• **What is being asked**
Copy the data verbatim and leave out every picture.

App and web page records
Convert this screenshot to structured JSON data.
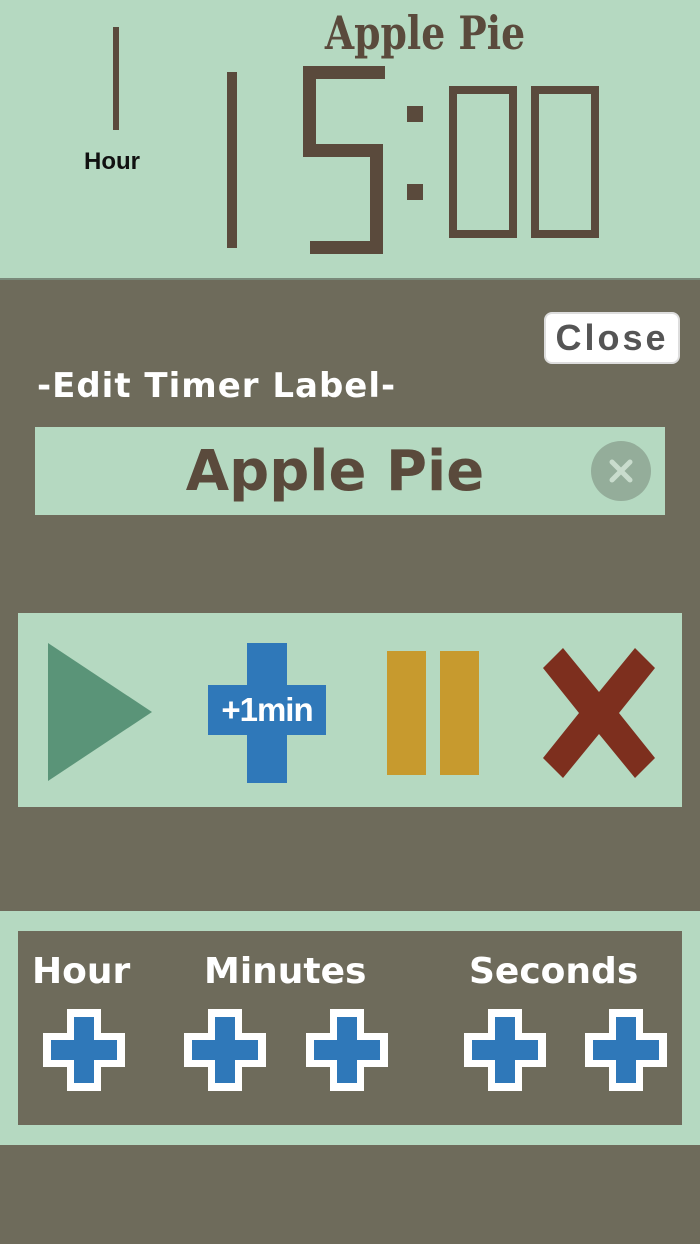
{
  "display": {
    "title": "Apple Pie",
    "hour_caption": "Hour",
    "hours": "1",
    "time": "15:00"
  },
  "edit": {
    "close_label": "Close",
    "heading": "-Edit Timer Label-",
    "label_value": "Apple Pie"
  },
  "controls": {
    "play_icon": "play-icon",
    "add_minute_label": "+1min",
    "pause_icon": "pause-icon",
    "cancel_icon": "x-icon"
  },
  "adjust": {
    "hour_label": "Hour",
    "minutes_label": "Minutes",
    "seconds_label": "Seconds"
  },
  "colors": {
    "panel_green": "#b5d9c1",
    "background": "#6e6b5b",
    "digit_brown": "#5a4a3c",
    "play_green": "#5a9478",
    "plus_blue": "#2f78b9",
    "pause_gold": "#c79a2e",
    "cancel_red": "#7d2f1e"
  }
}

• **Output of the exercise**
Convert this screenshot to structured JSON data.
{
  "display": {
    "title": "Apple Pie",
    "hour_caption": "Hour",
    "hours": "1",
    "time": "15:00"
  },
  "edit": {
    "close_label": "Close",
    "heading": "-Edit Timer Label-",
    "label_value": "Apple Pie"
  },
  "controls": {
    "play_icon": "play-icon",
    "add_minute_label": "+1min",
    "pause_icon": "pause-icon",
    "cancel_icon": "x-icon"
  },
  "adjust": {
    "hour_label": "Hour",
    "minutes_label": "Minutes",
    "seconds_label": "Seconds"
  },
  "colors": {
    "panel_green": "#b5d9c1",
    "background": "#6e6b5b",
    "digit_brown": "#5a4a3c",
    "play_green": "#5a9478",
    "plus_blue": "#2f78b9",
    "pause_gold": "#c79a2e",
    "cancel_red": "#7d2f1e"
  }
}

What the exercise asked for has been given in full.